The Illinois State Senate during a lame duck session passed a bill on January 3 that would bar thousands of state employees from being union members and bargaining collectively.
Gov. Pat Quinn, a Democrat, said that he would sign the bill, which was passed by the state house in 2011, but AFSCME, the largest union of state employees, succeeded in getting the bill’s senate sponsor to file a motion to reconsider the vote. The motion temporarily delays the signing of the bill by Gov. Quinn. AFSCME and members of the Quinn administration will hold talks this week to see if a compromise that protects the rights of those who are already members can be reached.
Those affected by the bill are employees classified as merit-based compensation employees who work for the governor, lieutenant governor, attorney general, secretary of state, treasurer, and comptroller. They work as public information officers, attorneys, policy and planning employees, mid-level managers, and a host of other positions that provide professional services. Also excluded would be all state agency legislative liaisons.
“The senate’s action is not only an insult to the thousands of workers who have had their union rights taken away, but also should be a reminder that Gov. Quinn and his allies in the legislature have no interest in helping Illinois workers maintain a middle-class way of life,” said AFSCME Council 31 Executive Director Henry Bayer.
About 97 percent of all Illinois state employees are union members, and there are a number of petitions seeking union membership by merit-based compensation employees pending before the Illinois Labor Relations Board.
Many merit-based employees sought to join unions in 2009 when then Gov. Rod Blagojevich froze the pay of all non-union state employees. Gov. Quinn also imposed a pay freeze on merit-based compensation employees in 2011.

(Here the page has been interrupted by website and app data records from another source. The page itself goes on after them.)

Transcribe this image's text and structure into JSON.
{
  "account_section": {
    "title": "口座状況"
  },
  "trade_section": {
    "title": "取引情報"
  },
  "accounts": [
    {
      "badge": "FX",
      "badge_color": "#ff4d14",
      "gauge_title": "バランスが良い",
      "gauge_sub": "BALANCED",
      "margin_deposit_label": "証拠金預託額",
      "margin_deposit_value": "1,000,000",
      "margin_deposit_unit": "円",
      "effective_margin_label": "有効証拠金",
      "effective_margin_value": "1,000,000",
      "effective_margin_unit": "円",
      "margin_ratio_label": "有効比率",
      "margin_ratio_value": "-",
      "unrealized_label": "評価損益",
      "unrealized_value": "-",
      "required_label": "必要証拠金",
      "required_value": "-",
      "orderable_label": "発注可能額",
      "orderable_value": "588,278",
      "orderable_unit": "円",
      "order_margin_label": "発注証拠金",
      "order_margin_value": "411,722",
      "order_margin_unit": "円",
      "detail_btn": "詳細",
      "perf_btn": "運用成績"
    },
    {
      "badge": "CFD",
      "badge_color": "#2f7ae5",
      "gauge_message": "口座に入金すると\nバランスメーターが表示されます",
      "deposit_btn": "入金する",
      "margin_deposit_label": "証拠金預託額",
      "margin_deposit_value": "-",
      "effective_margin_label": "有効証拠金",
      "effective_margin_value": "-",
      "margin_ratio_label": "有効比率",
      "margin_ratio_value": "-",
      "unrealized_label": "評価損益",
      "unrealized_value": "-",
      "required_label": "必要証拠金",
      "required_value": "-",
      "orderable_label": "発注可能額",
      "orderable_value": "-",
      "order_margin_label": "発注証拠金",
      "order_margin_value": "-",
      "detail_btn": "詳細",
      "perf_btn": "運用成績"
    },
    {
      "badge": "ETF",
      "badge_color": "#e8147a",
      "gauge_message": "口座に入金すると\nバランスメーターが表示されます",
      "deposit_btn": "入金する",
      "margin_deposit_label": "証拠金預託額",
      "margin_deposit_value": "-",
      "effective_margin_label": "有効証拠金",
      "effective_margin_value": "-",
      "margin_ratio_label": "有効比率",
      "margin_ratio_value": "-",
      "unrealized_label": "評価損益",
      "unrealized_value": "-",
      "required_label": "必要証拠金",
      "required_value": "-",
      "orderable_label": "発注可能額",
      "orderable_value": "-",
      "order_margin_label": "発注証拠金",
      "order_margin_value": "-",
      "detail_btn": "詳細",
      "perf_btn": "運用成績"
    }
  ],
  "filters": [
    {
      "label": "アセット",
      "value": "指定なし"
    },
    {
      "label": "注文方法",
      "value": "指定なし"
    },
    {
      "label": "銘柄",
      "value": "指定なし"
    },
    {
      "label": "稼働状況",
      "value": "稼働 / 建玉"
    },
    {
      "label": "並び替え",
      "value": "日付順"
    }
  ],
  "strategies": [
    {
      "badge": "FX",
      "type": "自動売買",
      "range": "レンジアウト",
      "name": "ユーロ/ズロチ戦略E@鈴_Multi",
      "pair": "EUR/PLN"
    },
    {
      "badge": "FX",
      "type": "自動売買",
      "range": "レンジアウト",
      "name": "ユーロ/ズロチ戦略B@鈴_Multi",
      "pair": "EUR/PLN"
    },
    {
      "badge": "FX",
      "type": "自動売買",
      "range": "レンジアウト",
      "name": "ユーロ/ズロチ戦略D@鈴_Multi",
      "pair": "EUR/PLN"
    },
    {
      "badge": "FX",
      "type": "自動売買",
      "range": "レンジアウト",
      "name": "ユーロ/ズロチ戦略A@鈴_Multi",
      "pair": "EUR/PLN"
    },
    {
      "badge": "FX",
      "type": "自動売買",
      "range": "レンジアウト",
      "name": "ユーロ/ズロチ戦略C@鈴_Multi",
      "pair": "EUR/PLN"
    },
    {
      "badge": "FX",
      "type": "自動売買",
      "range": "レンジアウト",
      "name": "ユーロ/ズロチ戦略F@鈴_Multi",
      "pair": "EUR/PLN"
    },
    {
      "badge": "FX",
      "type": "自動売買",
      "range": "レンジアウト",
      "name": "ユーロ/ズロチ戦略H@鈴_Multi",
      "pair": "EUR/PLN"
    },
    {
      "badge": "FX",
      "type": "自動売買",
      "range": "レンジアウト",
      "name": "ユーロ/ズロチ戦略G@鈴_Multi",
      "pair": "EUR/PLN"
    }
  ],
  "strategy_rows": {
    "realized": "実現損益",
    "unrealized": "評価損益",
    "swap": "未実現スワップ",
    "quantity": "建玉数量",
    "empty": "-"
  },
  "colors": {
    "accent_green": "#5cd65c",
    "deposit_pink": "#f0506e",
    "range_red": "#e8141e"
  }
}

The bill, SB 1566, could affect as many as 3,500 state employees who joined a union after December 2, 2008 or are seeking union recognition from the state labor board.
The governor would be able to select up to 1,900 current union members whose work is defined in the bill as being ineligible for union membership and declare them non-members. About 1,600 employees whose petitions for union representation are pending before the labor board would be ineligible for union membership.
Gov. Quinn, who AFSCME says has lobbied relentlessly for the passage of SB 1566, argues that many of those affected by the bill are managers and shouldn’t be in unions. But Bayer told the Springfield Journal Register that the union believes that anyone who wants to join a union and bargain collectively should have the right to petition the labor board and that the labor board should be the one to decide whether they can be members of a union.
Gov. Quinn says he supports SB 1566 because the bill gives him more options to deal with budget shortfalls. Illinois’ projected budget shortfall for fiscal year 2013 is $1.8 billion. In 2011, the last time the governor froze merit pay raises, estimates are that the freeze saved the state about $17 million, less than 1 percent of the this year’s projected shortfall.
Bayer said that there’s another more important reason that Gov. Quinn supports SB 1566. “Our fear is the real motivation here is to take positions out of the bargaining unit and exclude positions that they could someday use as patronage,” said Bayer to the State Journal-Register.
Bayer told members that AFSCME would negotiate with the Quinn administration in hopes of reaching a compromise that would at least protect the right to union membership for those who have already joined.
But he said that a fair compromise would require a large mobilization by union members. He urged members to contact their senators and tell them to contact Sen. Harmon and senate leader John Cullerton with the message that their constituents want fair changes to SB 1566.
“This is a bad bill from our point of view,” Bayer said to the State Journal Register. “We hope we can improve on it substantially (through negotiations).”